Will Self is an author and journalist. His books include Umbrella, Shark, The Book of Dave and The Butt. He writes the Madness of Crowds and Real Meals columns for the New Statesman.

This article first appeared in the 04 December 2014 issue of the New Statesman, Deep trouble

BBC screengrab
Show Hide image

Owen Smith is naïve if he thinks misogynist abuse in Labour started with Jeremy Corbyn

“We didn’t have this sort of abuse before Jeremy Corbyn became the leader.”

Owen Smith, the MP challenging Jeremy Corbyn in the Labour leadership contest, has told BBC News that the party’s nastier side is a result of its leader.

He said:

“I think Jeremy should take a little more responsibility for what’s going on in the Labour party. After all, we didn’t have this sort of abuse and intolerance, misogyny, antisemitism in the Labour party before Jeremy Corbyn became the leader.

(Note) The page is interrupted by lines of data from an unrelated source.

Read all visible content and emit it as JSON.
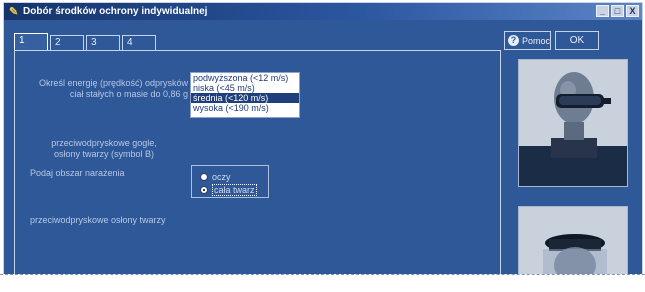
{
  "window": {
    "title": "Dobór środków ochrony indywidualnej",
    "controls": [
      "_",
      "□",
      "X"
    ]
  },
  "tabs": [
    "1",
    "2",
    "3",
    "4"
  ],
  "question1": "Określ energię (prędkość) odprysków ciał stałych o masie do 0,86 g",
  "listbox": {
    "items": [
      "podwyższona (<12 m/s)",
      "niska (<45 m/s)",
      "średnia (<120 m/s)",
      "wysoka (<190 m/s)"
    ],
    "selected_index": 2
  },
  "result1": "przeciwodpryskowe gogle, osłony twarzy (symbol B)",
  "question2": "Podaj obszar narażenia",
  "radio": {
    "options": [
      "oczy",
      "cała twarz"
    ],
    "selected_index": 1
  },
  "result2": "przeciwodpryskowe osłony twarzy",
  "buttons": {
    "help": "Pomoc",
    "ok": "OK"
  },
  "icons": {
    "help": "question-icon",
    "title": "tools-icon"
  },
  "colors": {
    "background": "#2e5897",
    "selection": "#1f3f7a"
  }
}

“It’s now become something that is being talked about on television, on radio, and in newspapers. And Angela is right, it has been effectively licenced within the last nine months.

“We’re the Labour party. We’ve got to be about fairness, and tolerance, and equality. It’s in our DNA. So for us to be reduced to this infighting is awful. Now, I understand why people feel passionately about the future of our party – I feel passionately about that. I feel we’re in danger of splitting and being destroyed.

“But we can’t tolerate it. And it isn’t good enough for Jeremy simply to say he has threats too. Well, I’ve had death threats, I’ve had threats too, but I’m telling him, it’s got to be stamped out. We’ve got to have zero tolerance of this in the Labour party.”

While Smith’s conclusion is correct, his analysis is worryingly wrong.

Whether it is out of incompetence or an unwillingness to see the extent of the situation, Corbyn has done very little to stamp out abuse in his party, which has thus been allowed to escalate. It is fair enough of Smith to criticise him for his failure to stem the flow and punish the perpetrators.

It is also reasonable to condemn Corbyn's inability to stop allies like Chancellor John McDonnell and Unite leader Len McCluskey using violent language (“lynch mob”, “fucking useless”, etc) about their opponents, which feeds into the aggressive atmosphere. Though, as I’ve written before, Labour politicians on all sides have a duty to watch their words.

But it’s when we see how Smith came to the point of urging Corbyn to take more responsibility that we should worry. Smith confidently argues that there wasn’t “this sort of abuse and intolerance, misogyny, antisemitism” in the party before Corbyn was voted in. (I assume when he says “this sort”, he means online, death threats, letters, and abuse at protests. The sort that has been high-profile recently).

This is naïve. Anyone involved in Labour politics – or anything close to it – for longer than Corbyn’s leadership could tell Smith that misogyny and antisemitism have been around for a pretty long time. Perhaps because Smith isn’t the prime target, he hasn’t been paying close enough attention. Sexism wasn’t just invented nine months ago, and we shouldn’t let the belief set in that it did – then it simply becomes a useful tool for Corbyn’s detractors to bash him with, rather than a longstanding, structural problem to solve.

Smith's lament that “it’s now become something that is being talked about” is also jarring. Isnt it a good thing that such abuse is now being called out so publicly, and closely scrutinised by the media?

In my eyes, this is a bit like the argument that Corbyn has lost Labour’s heartlands. No, he hasn’t. They have been slowly slipping away for years – and we all noticed when Labour took a beating in the last general election (way before Corbyn had anything to do with the Labour leadership). As with the abuse, Corbyn hasn’t done much to address this, and his inaction has therefore exacerbated it. But if we tell ourselves that it started with him, then we’re grasping for a very, very simple solution (remove Corbyn = automatic win in the North, and immediate erasure of misogyny and antisemitism) to a problem we have catastrophically failed to analyse.

Anoosh Chakelian is deputy web editor at the New Statesman.